**ASSIGNMENT:** Exact copies of all the records below should be returned.

**STORED DATA:**
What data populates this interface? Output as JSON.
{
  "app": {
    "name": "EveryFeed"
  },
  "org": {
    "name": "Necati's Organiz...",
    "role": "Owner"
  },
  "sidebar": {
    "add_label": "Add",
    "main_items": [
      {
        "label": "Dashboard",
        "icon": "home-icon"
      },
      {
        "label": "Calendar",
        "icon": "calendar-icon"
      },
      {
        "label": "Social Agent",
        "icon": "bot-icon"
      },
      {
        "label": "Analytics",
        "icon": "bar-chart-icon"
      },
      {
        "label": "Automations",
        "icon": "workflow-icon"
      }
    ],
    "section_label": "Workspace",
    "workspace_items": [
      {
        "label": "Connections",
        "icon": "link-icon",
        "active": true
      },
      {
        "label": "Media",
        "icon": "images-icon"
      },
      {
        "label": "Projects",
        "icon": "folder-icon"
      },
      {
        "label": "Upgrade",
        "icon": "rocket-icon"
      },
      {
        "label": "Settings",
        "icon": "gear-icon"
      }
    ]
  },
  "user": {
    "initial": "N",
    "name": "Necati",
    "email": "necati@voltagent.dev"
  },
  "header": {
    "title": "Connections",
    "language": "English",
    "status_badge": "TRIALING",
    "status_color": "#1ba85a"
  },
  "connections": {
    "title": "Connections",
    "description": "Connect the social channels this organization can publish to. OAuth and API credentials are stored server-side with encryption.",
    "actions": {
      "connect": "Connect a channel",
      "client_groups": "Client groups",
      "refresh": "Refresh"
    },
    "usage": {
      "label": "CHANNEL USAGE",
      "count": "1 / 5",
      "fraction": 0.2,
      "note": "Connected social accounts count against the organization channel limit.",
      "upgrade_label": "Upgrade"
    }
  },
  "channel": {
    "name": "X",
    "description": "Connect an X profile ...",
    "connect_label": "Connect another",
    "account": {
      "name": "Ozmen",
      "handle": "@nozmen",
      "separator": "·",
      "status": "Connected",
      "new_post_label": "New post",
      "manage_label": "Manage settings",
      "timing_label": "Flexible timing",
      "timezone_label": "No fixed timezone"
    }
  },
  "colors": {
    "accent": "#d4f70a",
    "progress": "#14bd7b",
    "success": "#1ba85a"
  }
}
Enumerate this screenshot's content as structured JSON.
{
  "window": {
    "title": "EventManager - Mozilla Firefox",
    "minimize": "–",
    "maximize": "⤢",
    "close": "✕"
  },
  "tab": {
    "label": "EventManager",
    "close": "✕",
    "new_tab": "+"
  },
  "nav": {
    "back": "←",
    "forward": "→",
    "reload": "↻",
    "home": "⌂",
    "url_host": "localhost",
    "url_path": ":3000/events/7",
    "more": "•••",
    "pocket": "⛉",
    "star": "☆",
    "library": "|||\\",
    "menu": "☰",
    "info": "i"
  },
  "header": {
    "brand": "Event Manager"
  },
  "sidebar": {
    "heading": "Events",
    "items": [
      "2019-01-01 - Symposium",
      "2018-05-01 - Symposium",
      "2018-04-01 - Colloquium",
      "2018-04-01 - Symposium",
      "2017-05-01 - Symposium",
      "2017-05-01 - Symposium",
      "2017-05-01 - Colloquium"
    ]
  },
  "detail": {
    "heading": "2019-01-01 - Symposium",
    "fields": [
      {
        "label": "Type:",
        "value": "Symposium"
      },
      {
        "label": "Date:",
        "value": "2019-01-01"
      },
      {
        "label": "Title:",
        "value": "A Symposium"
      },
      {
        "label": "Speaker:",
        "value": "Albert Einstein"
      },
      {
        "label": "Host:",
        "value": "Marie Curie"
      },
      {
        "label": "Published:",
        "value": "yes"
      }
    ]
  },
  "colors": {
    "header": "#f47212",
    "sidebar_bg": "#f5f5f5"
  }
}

**EXERCISE RESULT:**
What data populates this interface? Output as JSON.
{
  "app": {
    "name": "EveryFeed"
  },
  "org": {
    "name": "Necati's Organiz...",
    "role": "Owner"
  },
  "sidebar": {
    "add_label": "Add",
    "main_items": [
      {
        "label": "Dashboard",
        "icon": "home-icon"
      },
      {
        "label": "Calendar",
        "icon": "calendar-icon"
      },
      {
        "label": "Social Agent",
        "icon": "bot-icon"
      },
      {
        "label": "Analytics",
        "icon": "bar-chart-icon"
      },
      {
        "label": "Automations",
        "icon": "workflow-icon"
      }
    ],
    "section_label": "Workspace",
    "workspace_items": [
      {
        "label": "Connections",
        "icon": "link-icon",
        "active": true
      },
      {
        "label": "Media",
        "icon": "images-icon"
      },
      {
        "label": "Projects",
        "icon": "folder-icon"
      },
      {
        "label": "Upgrade",
        "icon": "rocket-icon"
      },
      {
        "label": "Settings",
        "icon": "gear-icon"
      }
    ]
  },
  "user": {
    "initial": "N",
    "name": "Necati",
    "email": "necati@voltagent.dev"
  },
  "header": {
    "title": "Connections",
    "language": "English",
    "status_badge": "TRIALING",
    "status_color": "#1ba85a"
  },
  "connections": {
    "title": "Connections",
    "description": "Connect the social channels this organization can publish to. OAuth and API credentials are stored server-side with encryption.",
    "actions": {
      "connect": "Connect a channel",
      "client_groups": "Client groups",
      "refresh": "Refresh"
    },
    "usage": {
      "label": "CHANNEL USAGE",
      "count": "1 / 5",
      "fraction": 0.2,
      "note": "Connected social accounts count against the organization channel limit.",
      "upgrade_label": "Upgrade"
    }
  },
  "channel": {
    "name": "X",
    "description": "Connect an X profile ...",
    "connect_label": "Connect another",
    "account": {
      "name": "Ozmen",
      "handle": "@nozmen",
      "separator": "·",
      "status": "Connected",
      "new_post_label": "New post",
      "manage_label": "Manage settings",
      "timing_label": "Flexible timing",
      "timezone_label": "No fixed timezone"
    }
  },
  "colors": {
    "accent": "#d4f70a",
    "progress": "#14bd7b",
    "success": "#1ba85a"
  }
}
Enumerate this screenshot's content as structured JSON.
{
  "window": {
    "title": "EventManager - Mozilla Firefox",
    "minimize": "–",
    "maximize": "⤢",
    "close": "✕"
  },
  "tab": {
    "label": "EventManager",
    "close": "✕",
    "new_tab": "+"
  },
  "nav": {
    "back": "←",
    "forward": "→",
    "reload": "↻",
    "home": "⌂",
    "url_host": "localhost",
    "url_path": ":3000/events/7",
    "more": "•••",
    "pocket": "⛉",
    "star": "☆",
    "library": "|||\\",
    "menu": "☰",
    "info": "i"
  },
  "header": {
    "brand": "Event Manager"
  },
  "sidebar": {
    "heading": "Events",
    "items": [
      "2019-01-01 - Symposium",
      "2018-05-01 - Symposium",
      "2018-04-01 - Colloquium",
      "2018-04-01 - Symposium",
      "2017-05-01 - Symposium",
      "2017-05-01 - Symposium",
      "2017-05-01 - Colloquium"
    ]
  },
  "detail": {
    "heading": "2019-01-01 - Symposium",
    "fields": [
      {
        "label": "Type:",
        "value": "Symposium"
      },
      {
        "label": "Date:",
        "value": "2019-01-01"
      },
      {
        "label": "Title:",
        "value": "A Symposium"
      },
      {
        "label": "Speaker:",
        "value": "Albert Einstein"
      },
      {
        "label": "Host:",
        "value": "Marie Curie"
      },
      {
        "label": "Published:",
        "value": "yes"
      }
    ]
  },
  "colors": {
    "header": "#f47212",
    "sidebar_bg": "#f5f5f5"
  }
}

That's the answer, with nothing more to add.